Bring a flower on March 16, 2023

Bring a flower on March 16, 2023

commemoration of the bombing of the Mariupol Theater

The agenda will feature the works of individual Ukrainian artists and companies.
The current invasion of the Russian army in Ukraine resulted in the current diaspora.
Dynamic Archive supports and maintains the project.




Demonstrations in various cities in the Netherlands
Photo: Amsterdam Dam square, 24 February 2023


Twenty days in mariupol

‘20 DAYS IN MARIUPOL’ to Make World Premiere at Sundance Film Festival

Directed by Ukrainian AP video journalist Mstyslav Chernov, the film will world premiere in Sundance’s World Cinema Documentary Competition in January 2023


People take shelter in a youth theater in Mariupol, Ukraine, March 6, 2022. Still from FRONTLINE PBS and AP’s feature film “20 Days in Mariupol.” (AP Photo/Mstyslav Chernov)



Concert in the dark

Members of the National Philharmonic of Ukraine performing in Kyiv.
December 2022
(source: David Guttenfelder for The New York Times)


A 100-Year Celebration of "Carol of the Bells"

A 100-Year Celebration of "Carol of the Bells"

Martin Scorsesi speaks at the concert

Visit the Ukrainian Institute website and concert


Boris Mikhailov: Ukrainian Diary’
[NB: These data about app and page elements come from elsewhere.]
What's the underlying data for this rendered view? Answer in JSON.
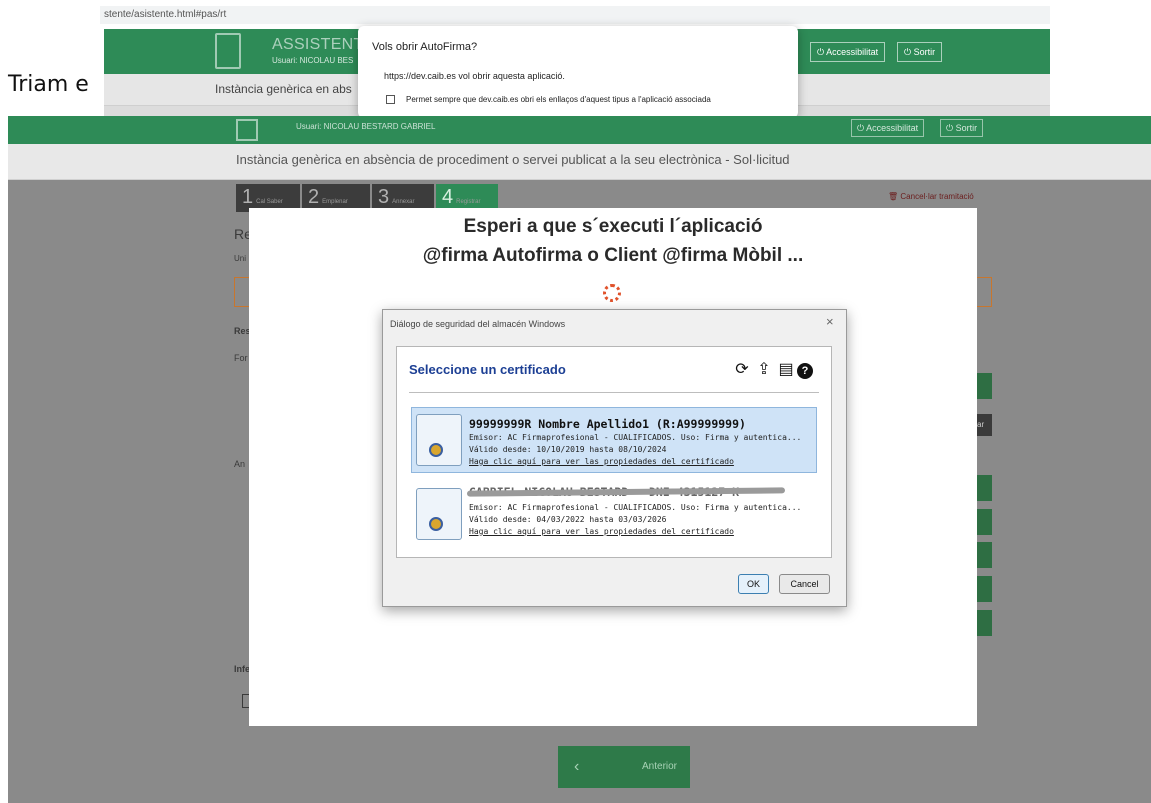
{
  "browser": {
    "url": "stente/asistente.html#pas/rt"
  },
  "top_header": {
    "title": "ASSISTENT D",
    "user": "Usuari: NICOLAU BES",
    "accessibility": "Accessibilitat",
    "logout": "Sortir",
    "instancia": "Instància genèrica en abs"
  },
  "overlay_text": {
    "triam": "Triam e"
  },
  "autofirma_dialog": {
    "title": "Vols obrir AutoFirma?",
    "message": "https://dev.caib.es vol obrir aquesta aplicació.",
    "checkbox_label": "Permet sempre que dev.caib.es obri els enllaços d'aquest tipus a l'aplicació associada"
  },
  "main_header": {
    "user": "Usuari: NICOLAU BESTARD GABRIEL",
    "accessibility": "Accessibilitat",
    "logout": "Sortir",
    "instancia": "Instància genèrica en absència de procediment o servei publicat a la seu electrònica - Sol·licitud"
  },
  "steps": [
    {
      "number": "1",
      "label": "Cal Saber"
    },
    {
      "number": "2",
      "label": "Emplenar"
    },
    {
      "number": "3",
      "label": "Annexar"
    },
    {
      "number": "4",
      "label": "Registrar"
    }
  ],
  "cancel_link": "Cancel·lar tramitació",
  "background_fragments": {
    "re": "Re",
    "un": "Uni",
    "res": "Res",
    "for": "For",
    "an": "An",
    "inf": "Infe",
    "ar": "ar"
  },
  "anterior_button": {
    "arrow": "‹",
    "label": "Anterior"
  },
  "waiting_modal": {
    "line1": "Esperi a que s´executi l´aplicació",
    "line2": "@firma Autofirma o Client @firma Mòbil ..."
  },
  "cert_dialog": {
    "title": "Diálogo de seguridad del almacén Windows",
    "close_glyph": "×",
    "heading": "Seleccione un certificado",
    "tool_icons": {
      "refresh": "⟳",
      "import": "⇪",
      "details": "▤",
      "help": "?"
    },
    "certificates": [
      {
        "name": "99999999R Nombre Apellido1 (R:A99999999)",
        "issuer": "Emisor: AC Firmaprofesional - CUALIFICADOS. Uso: Firma y autentica...",
        "valid": "Válido desde: 10/10/2019 hasta 08/10/2024",
        "link": "Haga clic aquí para ver las propiedades del certificado"
      },
      {
        "name": "GABRIEL NICOLAU BESTARD - DNI 4315127-K",
        "issuer": "Emisor: AC Firmaprofesional - CUALIFICADOS. Uso: Firma y autentica...",
        "valid": "Válido desde: 04/03/2022 hasta 03/03/2026",
        "link": "Haga clic aquí para ver las propiedades del certificado"
      }
    ],
    "ok": "OK",
    "cancel": "Cancel"
  }
}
A new nation needs heroes, but when the mayhem comes suddenly, you take whatever heroes you can get.

In 1991, as the Soviet Union lurched to dissolution and Ukraine prepared to declare independence, photographer Boris Mikhailov fabricated a new self-portrait, wearing a military uniform and looking straight-on like a Moscow official. But on his green jacket, traditional Ukrainian embroidery had been slapped on top of the Soviet insignia. (read more)

Through Jan. 15 at the Maison Européenne de la Photographie, Paris


Support for Ukrainian artists in the Netherlands

The Dutch government has announced that it will allocate 1 million euros to support artists who were forced to flee their country after the Russian attack on Ukraine and are living in the Netherlands, to enable them to continue their work here. This programme is financed by the Ministry of Education, Culture and Science and the Ministry of Foreign Affairs, each allocating € 500,000. The Dutch Foundation for Literature is coordinating this support programme on behalf of the six national cultural foundations.

Temporary closed


Ukraine in the spotlights of the Frankfurt Book Fair

At the Frankfurt Book Fair, Ukrainian President Zelenskyy called on authors to document the terror unleashed by Russia's invasion.
DW talked to authors at the publishing event.

Source: Deutsche Welle (DW)